Records excerpted from a collection
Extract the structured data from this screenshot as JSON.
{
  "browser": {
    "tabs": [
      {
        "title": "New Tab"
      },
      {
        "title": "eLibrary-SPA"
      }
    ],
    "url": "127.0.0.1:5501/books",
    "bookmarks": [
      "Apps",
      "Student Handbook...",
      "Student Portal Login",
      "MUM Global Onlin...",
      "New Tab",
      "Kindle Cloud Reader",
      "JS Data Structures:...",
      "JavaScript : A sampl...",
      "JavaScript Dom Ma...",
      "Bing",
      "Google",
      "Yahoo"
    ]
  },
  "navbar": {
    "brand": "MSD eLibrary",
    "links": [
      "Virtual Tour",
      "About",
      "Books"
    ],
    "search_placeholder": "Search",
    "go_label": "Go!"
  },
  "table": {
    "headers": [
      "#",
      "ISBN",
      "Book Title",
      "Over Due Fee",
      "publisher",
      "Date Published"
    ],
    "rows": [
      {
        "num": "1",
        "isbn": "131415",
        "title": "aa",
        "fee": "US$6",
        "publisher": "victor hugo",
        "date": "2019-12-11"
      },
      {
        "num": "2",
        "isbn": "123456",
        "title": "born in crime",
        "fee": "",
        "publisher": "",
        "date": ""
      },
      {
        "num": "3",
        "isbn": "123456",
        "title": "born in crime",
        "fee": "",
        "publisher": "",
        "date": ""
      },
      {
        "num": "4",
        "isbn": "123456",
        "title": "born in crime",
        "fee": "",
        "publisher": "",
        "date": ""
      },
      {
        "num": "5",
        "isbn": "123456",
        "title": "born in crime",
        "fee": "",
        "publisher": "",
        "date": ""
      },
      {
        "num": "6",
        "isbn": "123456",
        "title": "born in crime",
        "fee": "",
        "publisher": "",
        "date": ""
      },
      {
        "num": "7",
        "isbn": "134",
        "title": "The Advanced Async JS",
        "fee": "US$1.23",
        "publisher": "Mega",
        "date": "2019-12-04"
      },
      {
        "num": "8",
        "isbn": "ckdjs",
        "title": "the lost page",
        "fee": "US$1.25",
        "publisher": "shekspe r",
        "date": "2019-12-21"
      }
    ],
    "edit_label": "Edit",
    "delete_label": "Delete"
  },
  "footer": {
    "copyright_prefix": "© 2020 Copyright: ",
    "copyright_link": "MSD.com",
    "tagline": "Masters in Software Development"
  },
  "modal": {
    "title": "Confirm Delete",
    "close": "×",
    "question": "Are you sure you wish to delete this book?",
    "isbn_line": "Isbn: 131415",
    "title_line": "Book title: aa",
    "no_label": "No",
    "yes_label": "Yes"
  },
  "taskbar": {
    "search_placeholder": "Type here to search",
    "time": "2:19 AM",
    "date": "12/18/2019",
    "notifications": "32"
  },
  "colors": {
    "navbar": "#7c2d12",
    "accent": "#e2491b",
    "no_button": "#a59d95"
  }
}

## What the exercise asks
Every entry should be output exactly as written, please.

## Output for this exercise
Extract the structured data from this screenshot as JSON.
{
  "browser": {
    "tabs": [
      {
        "title": "New Tab"
      },
      {
        "title": "eLibrary-SPA"
      }
    ],
    "url": "127.0.0.1:5501/books",
    "bookmarks": [
      "Apps",
      "Student Handbook...",
      "Student Portal Login",
      "MUM Global Onlin...",
      "New Tab",
      "Kindle Cloud Reader",
      "JS Data Structures:...",
      "JavaScript : A sampl...",
      "JavaScript Dom Ma...",
      "Bing",
      "Google",
      "Yahoo"
    ]
  },
  "navbar": {
    "brand": "MSD eLibrary",
    "links": [
      "Virtual Tour",
      "About",
      "Books"
    ],
    "search_placeholder": "Search",
    "go_label": "Go!"
  },
  "table": {
    "headers": [
      "#",
      "ISBN",
      "Book Title",
      "Over Due Fee",
      "publisher",
      "Date Published"
    ],
    "rows": [
      {
        "num": "1",
        "isbn": "131415",
        "title": "aa",
        "fee": "US$6",
        "publisher": "victor hugo",
        "date": "2019-12-11"
      },
      {
        "num": "2",
        "isbn": "123456",
        "title": "born in crime",
        "fee": "",
        "publisher": "",
        "date": ""
      },
      {
        "num": "3",
        "isbn": "123456",
        "title": "born in crime",
        "fee": "",
        "publisher": "",
        "date": ""
      },
      {
        "num": "4",
        "isbn": "123456",
        "title": "born in crime",
        "fee": "",
        "publisher": "",
        "date": ""
      },
      {
        "num": "5",
        "isbn": "123456",
        "title": "born in crime",
        "fee": "",
        "publisher": "",
        "date": ""
      },
      {
        "num": "6",
        "isbn": "123456",
        "title": "born in crime",
        "fee": "",
        "publisher": "",
        "date": ""
      },
      {
        "num": "7",
        "isbn": "134",
        "title": "The Advanced Async JS",
        "fee": "US$1.23",
        "publisher": "Mega",
        "date": "2019-12-04"
      },
      {
        "num": "8",
        "isbn": "ckdjs",
        "title": "the lost page",
        "fee": "US$1.25",
        "publisher": "shekspe r",
        "date": "2019-12-21"
      }
    ],
    "edit_label": "Edit",
    "delete_label": "Delete"
  },
  "footer": {
    "copyright_prefix": "© 2020 Copyright: ",
    "copyright_link": "MSD.com",
    "tagline": "Masters in Software Development"
  },
  "modal": {
    "title": "Confirm Delete",
    "close": "×",
    "question": "Are you sure you wish to delete this book?",
    "isbn_line": "Isbn: 131415",
    "title_line": "Book title: aa",
    "no_label": "No",
    "yes_label": "Yes"
  },
  "taskbar": {
    "search_placeholder": "Type here to search",
    "time": "2:19 AM",
    "date": "12/18/2019",
    "notifications": "32"
  },
  "colors": {
    "navbar": "#7c2d12",
    "accent": "#e2491b",
    "no_button": "#a59d95"
  }
}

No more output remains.